### PROBLEM TO WORK ON:
Output every entry below exactly, without its pictures.

::::

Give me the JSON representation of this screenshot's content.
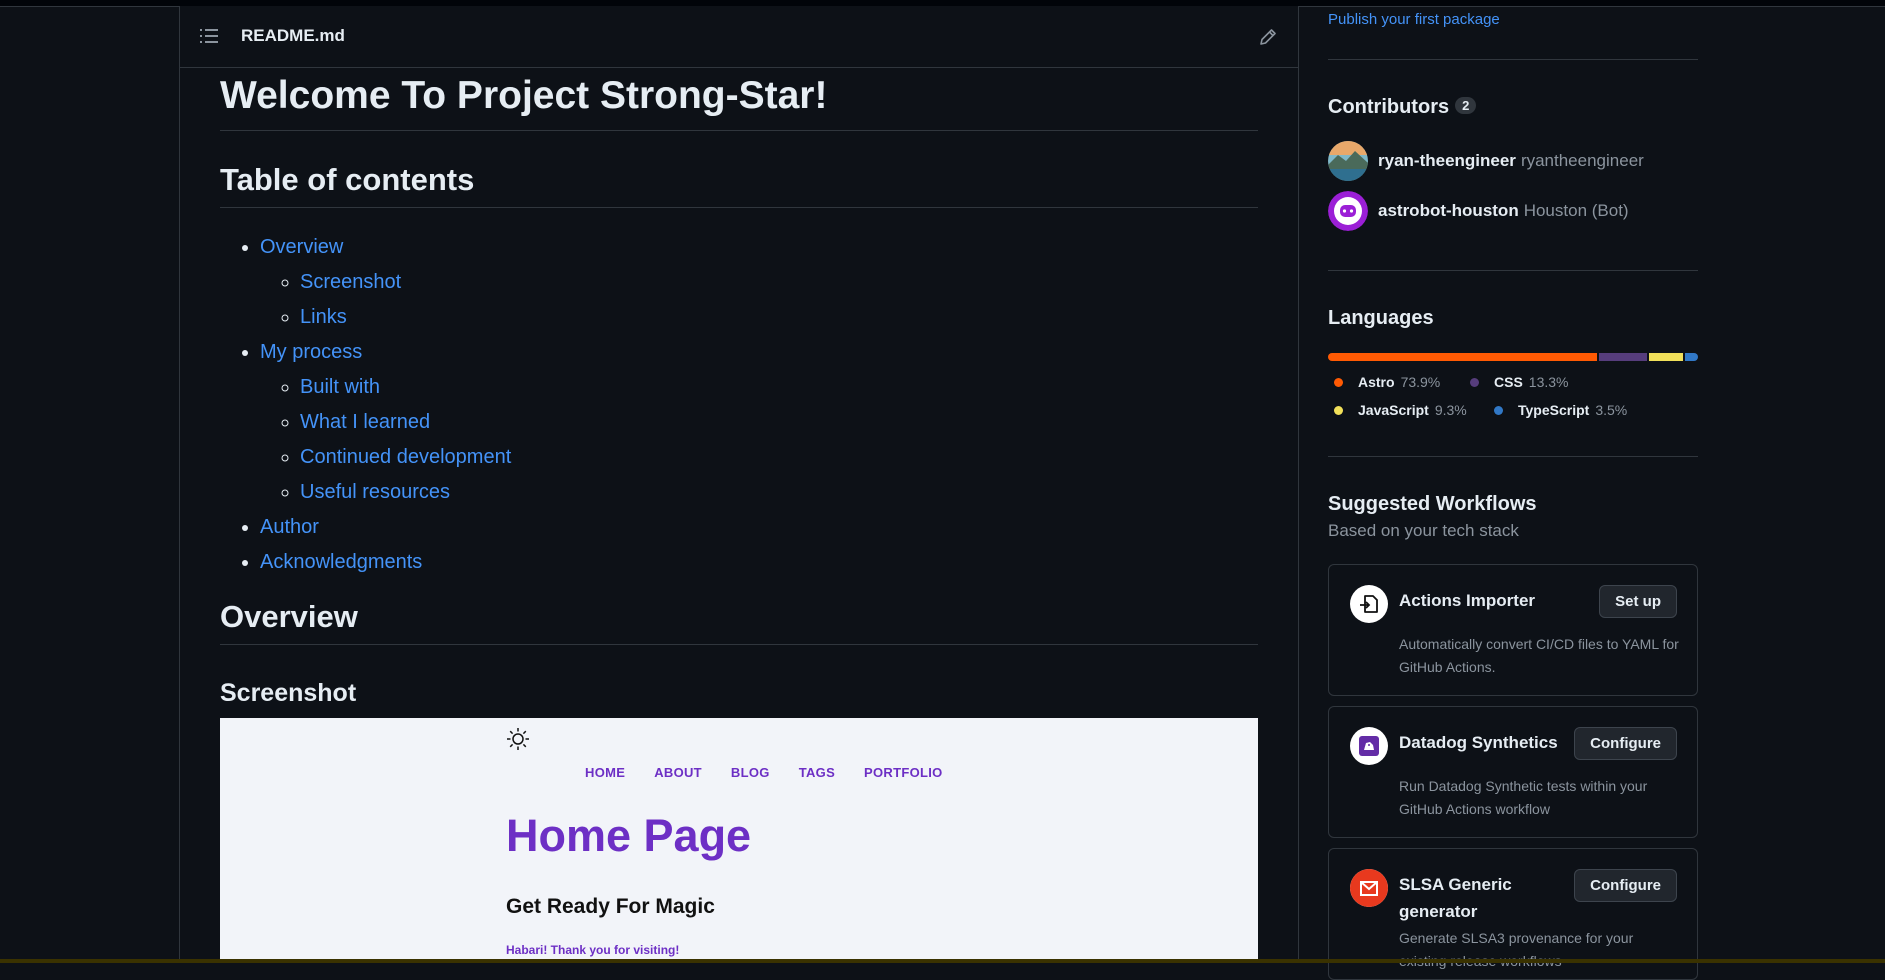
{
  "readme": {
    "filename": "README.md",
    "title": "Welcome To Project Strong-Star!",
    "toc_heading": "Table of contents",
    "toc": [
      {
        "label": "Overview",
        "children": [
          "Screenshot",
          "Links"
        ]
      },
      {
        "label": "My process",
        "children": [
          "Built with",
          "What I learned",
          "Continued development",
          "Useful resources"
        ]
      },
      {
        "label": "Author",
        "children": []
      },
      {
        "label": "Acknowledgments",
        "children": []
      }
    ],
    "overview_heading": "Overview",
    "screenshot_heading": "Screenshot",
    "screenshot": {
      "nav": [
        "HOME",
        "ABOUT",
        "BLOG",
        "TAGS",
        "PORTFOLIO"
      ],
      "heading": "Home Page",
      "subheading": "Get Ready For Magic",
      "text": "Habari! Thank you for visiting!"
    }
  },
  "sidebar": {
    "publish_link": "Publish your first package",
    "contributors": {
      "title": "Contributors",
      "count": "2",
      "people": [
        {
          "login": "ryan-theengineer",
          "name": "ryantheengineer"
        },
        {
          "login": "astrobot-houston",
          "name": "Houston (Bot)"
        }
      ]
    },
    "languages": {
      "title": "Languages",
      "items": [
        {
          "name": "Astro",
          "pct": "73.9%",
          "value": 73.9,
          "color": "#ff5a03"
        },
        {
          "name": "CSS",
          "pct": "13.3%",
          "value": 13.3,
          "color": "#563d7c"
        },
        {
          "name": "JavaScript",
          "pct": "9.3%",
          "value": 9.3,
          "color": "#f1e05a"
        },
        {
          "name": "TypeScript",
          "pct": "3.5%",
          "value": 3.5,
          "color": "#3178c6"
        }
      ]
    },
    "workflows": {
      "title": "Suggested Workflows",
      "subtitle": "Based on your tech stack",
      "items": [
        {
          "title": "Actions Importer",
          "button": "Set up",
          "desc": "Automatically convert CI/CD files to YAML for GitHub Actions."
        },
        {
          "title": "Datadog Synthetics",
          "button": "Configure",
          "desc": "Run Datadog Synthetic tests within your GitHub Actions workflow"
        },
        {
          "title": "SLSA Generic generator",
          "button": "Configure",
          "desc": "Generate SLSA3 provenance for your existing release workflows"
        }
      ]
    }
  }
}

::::

### EXERCISE ANSWER:
Give me the JSON representation of this screenshot's content.
{
  "readme": {
    "filename": "README.md",
    "title": "Welcome To Project Strong-Star!",
    "toc_heading": "Table of contents",
    "toc": [
      {
        "label": "Overview",
        "children": [
          "Screenshot",
          "Links"
        ]
      },
      {
        "label": "My process",
        "children": [
          "Built with",
          "What I learned",
          "Continued development",
          "Useful resources"
        ]
      },
      {
        "label": "Author",
        "children": []
      },
      {
        "label": "Acknowledgments",
        "children": []
      }
    ],
    "overview_heading": "Overview",
    "screenshot_heading": "Screenshot",
    "screenshot": {
      "nav": [
        "HOME",
        "ABOUT",
        "BLOG",
        "TAGS",
        "PORTFOLIO"
      ],
      "heading": "Home Page",
      "subheading": "Get Ready For Magic",
      "text": "Habari! Thank you for visiting!"
    }
  },
  "sidebar": {
    "publish_link": "Publish your first package",
    "contributors": {
      "title": "Contributors",
      "count": "2",
      "people": [
        {
          "login": "ryan-theengineer",
          "name": "ryantheengineer"
        },
        {
          "login": "astrobot-houston",
          "name": "Houston (Bot)"
        }
      ]
    },
    "languages": {
      "title": "Languages",
      "items": [
        {
          "name": "Astro",
          "pct": "73.9%",
          "value": 73.9,
          "color": "#ff5a03"
        },
        {
          "name": "CSS",
          "pct": "13.3%",
          "value": 13.3,
          "color": "#563d7c"
        },
        {
          "name": "JavaScript",
          "pct": "9.3%",
          "value": 9.3,
          "color": "#f1e05a"
        },
        {
          "name": "TypeScript",
          "pct": "3.5%",
          "value": 3.5,
          "color": "#3178c6"
        }
      ]
    },
    "workflows": {
      "title": "Suggested Workflows",
      "subtitle": "Based on your tech stack",
      "items": [
        {
          "title": "Actions Importer",
          "button": "Set up",
          "desc": "Automatically convert CI/CD files to YAML for GitHub Actions."
        },
        {
          "title": "Datadog Synthetics",
          "button": "Configure",
          "desc": "Run Datadog Synthetic tests within your GitHub Actions workflow"
        },
        {
          "title": "SLSA Generic generator",
          "button": "Configure",
          "desc": "Generate SLSA3 provenance for your existing release workflows"
        }
      ]
    }
  }
}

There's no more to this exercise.